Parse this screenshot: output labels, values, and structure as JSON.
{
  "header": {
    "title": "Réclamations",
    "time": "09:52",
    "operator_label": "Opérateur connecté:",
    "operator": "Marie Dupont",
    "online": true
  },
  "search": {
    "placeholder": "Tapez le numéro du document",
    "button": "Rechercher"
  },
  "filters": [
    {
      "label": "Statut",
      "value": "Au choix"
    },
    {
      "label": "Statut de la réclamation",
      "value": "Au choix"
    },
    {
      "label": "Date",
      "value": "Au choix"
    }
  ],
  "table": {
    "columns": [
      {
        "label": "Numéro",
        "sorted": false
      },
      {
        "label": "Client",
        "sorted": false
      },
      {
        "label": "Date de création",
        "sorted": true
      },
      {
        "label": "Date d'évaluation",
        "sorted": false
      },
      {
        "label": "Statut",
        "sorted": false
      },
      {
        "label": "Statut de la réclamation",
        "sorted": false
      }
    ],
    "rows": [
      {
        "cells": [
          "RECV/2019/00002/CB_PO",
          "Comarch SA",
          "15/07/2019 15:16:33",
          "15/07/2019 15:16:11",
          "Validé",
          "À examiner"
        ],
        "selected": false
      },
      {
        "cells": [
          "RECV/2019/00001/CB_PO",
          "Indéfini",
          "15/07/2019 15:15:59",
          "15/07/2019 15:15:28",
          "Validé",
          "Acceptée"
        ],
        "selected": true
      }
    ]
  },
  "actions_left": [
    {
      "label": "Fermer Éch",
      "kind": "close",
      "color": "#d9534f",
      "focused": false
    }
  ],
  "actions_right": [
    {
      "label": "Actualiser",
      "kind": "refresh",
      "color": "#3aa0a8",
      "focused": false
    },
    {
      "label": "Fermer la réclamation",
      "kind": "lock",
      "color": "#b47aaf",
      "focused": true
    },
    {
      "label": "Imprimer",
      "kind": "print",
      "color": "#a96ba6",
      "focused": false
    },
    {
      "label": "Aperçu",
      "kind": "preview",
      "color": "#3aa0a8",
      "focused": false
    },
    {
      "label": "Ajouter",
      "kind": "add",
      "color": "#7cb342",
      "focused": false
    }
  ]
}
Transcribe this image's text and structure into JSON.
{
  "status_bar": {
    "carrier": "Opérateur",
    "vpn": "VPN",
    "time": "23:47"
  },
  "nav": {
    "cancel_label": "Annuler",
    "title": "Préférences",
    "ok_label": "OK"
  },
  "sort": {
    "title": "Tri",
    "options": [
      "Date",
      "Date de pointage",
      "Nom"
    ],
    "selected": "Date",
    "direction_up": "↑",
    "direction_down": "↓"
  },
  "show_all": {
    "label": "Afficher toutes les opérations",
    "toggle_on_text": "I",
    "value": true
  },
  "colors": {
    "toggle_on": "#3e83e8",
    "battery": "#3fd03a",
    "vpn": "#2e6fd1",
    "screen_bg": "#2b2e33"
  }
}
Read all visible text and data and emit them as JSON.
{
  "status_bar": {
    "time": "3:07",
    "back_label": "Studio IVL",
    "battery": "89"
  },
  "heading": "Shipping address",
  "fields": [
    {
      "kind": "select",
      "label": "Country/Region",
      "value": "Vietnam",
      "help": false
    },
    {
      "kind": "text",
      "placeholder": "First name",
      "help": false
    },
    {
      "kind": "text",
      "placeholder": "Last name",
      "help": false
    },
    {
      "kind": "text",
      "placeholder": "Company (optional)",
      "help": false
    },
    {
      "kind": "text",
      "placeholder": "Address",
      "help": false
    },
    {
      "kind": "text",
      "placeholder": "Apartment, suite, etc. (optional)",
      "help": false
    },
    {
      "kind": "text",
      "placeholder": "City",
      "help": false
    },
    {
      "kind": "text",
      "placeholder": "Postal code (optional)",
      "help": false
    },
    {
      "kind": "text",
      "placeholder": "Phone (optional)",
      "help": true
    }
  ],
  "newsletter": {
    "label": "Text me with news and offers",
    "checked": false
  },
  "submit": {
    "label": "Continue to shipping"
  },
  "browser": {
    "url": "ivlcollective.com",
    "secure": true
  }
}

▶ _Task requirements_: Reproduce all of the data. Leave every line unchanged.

▶ _Response_:
Parse this screenshot: output labels, values, and structure as JSON.
{
  "header": {
    "title": "Réclamations",
    "time": "09:52",
    "operator_label": "Opérateur connecté:",
    "operator": "Marie Dupont",
    "online": true
  },
  "search": {
    "placeholder": "Tapez le numéro du document",
    "button": "Rechercher"
  },
  "filters": [
    {
      "label": "Statut",
      "value": "Au choix"
    },
    {
      "label": "Statut de la réclamation",
      "value": "Au choix"
    },
    {
      "label": "Date",
      "value": "Au choix"
    }
  ],
  "table": {
    "columns": [
      {
        "label": "Numéro",
        "sorted": false
      },
      {
        "label": "Client",
        "sorted": false
      },
      {
        "label": "Date de création",
        "sorted": true
      },
      {
        "label": "Date d'évaluation",
        "sorted": false
      },
      {
        "label": "Statut",
        "sorted": false
      },
      {
        "label": "Statut de la réclamation",
        "sorted": false
      }
    ],
    "rows": [
      {
        "cells": [
          "RECV/2019/00002/CB_PO",
          "Comarch SA",
          "15/07/2019 15:16:33",
          "15/07/2019 15:16:11",
          "Validé",
          "À examiner"
        ],
        "selected": false
      },
      {
        "cells": [
          "RECV/2019/00001/CB_PO",
          "Indéfini",
          "15/07/2019 15:15:59",
          "15/07/2019 15:15:28",
          "Validé",
          "Acceptée"
        ],
        "selected": true
      }
    ]
  },
  "actions_left": [
    {
      "label": "Fermer Éch",
      "kind": "close",
      "color": "#d9534f",
      "focused": false
    }
  ],
  "actions_right": [
    {
      "label": "Actualiser",
      "kind": "refresh",
      "color": "#3aa0a8",
      "focused": false
    },
    {
      "label": "Fermer la réclamation",
      "kind": "lock",
      "color": "#b47aaf",
      "focused": true
    },
    {
      "label": "Imprimer",
      "kind": "print",
      "color": "#a96ba6",
      "focused": false
    },
    {
      "label": "Aperçu",
      "kind": "preview",
      "color": "#3aa0a8",
      "focused": false
    },
    {
      "label": "Ajouter",
      "kind": "add",
      "color": "#7cb342",
      "focused": false
    }
  ]
}
Transcribe this image's text and structure into JSON.
{
  "status_bar": {
    "carrier": "Opérateur",
    "vpn": "VPN",
    "time": "23:47"
  },
  "nav": {
    "cancel_label": "Annuler",
    "title": "Préférences",
    "ok_label": "OK"
  },
  "sort": {
    "title": "Tri",
    "options": [
      "Date",
      "Date de pointage",
      "Nom"
    ],
    "selected": "Date",
    "direction_up": "↑",
    "direction_down": "↓"
  },
  "show_all": {
    "label": "Afficher toutes les opérations",
    "toggle_on_text": "I",
    "value": true
  },
  "colors": {
    "toggle_on": "#3e83e8",
    "battery": "#3fd03a",
    "vpn": "#2e6fd1",
    "screen_bg": "#2b2e33"
  }
}
Read all visible text and data and emit them as JSON.
{
  "status_bar": {
    "time": "3:07",
    "back_label": "Studio IVL",
    "battery": "89"
  },
  "heading": "Shipping address",
  "fields": [
    {
      "kind": "select",
      "label": "Country/Region",
      "value": "Vietnam",
      "help": false
    },
    {
      "kind": "text",
      "placeholder": "First name",
      "help": false
    },
    {
      "kind": "text",
      "placeholder": "Last name",
      "help": false
    },
    {
      "kind": "text",
      "placeholder": "Company (optional)",
      "help": false
    },
    {
      "kind": "text",
      "placeholder": "Address",
      "help": false
    },
    {
      "kind": "text",
      "placeholder": "Apartment, suite, etc. (optional)",
      "help": false
    },
    {
      "kind": "text",
      "placeholder": "City",
      "help": false
    },
    {
      "kind": "text",
      "placeholder": "Postal code (optional)",
      "help": false
    },
    {
      "kind": "text",
      "placeholder": "Phone (optional)",
      "help": true
    }
  ],
  "newsletter": {
    "label": "Text me with news and offers",
    "checked": false
  },
  "submit": {
    "label": "Continue to shipping"
  },
  "browser": {
    "url": "ivlcollective.com",
    "secure": true
  }
}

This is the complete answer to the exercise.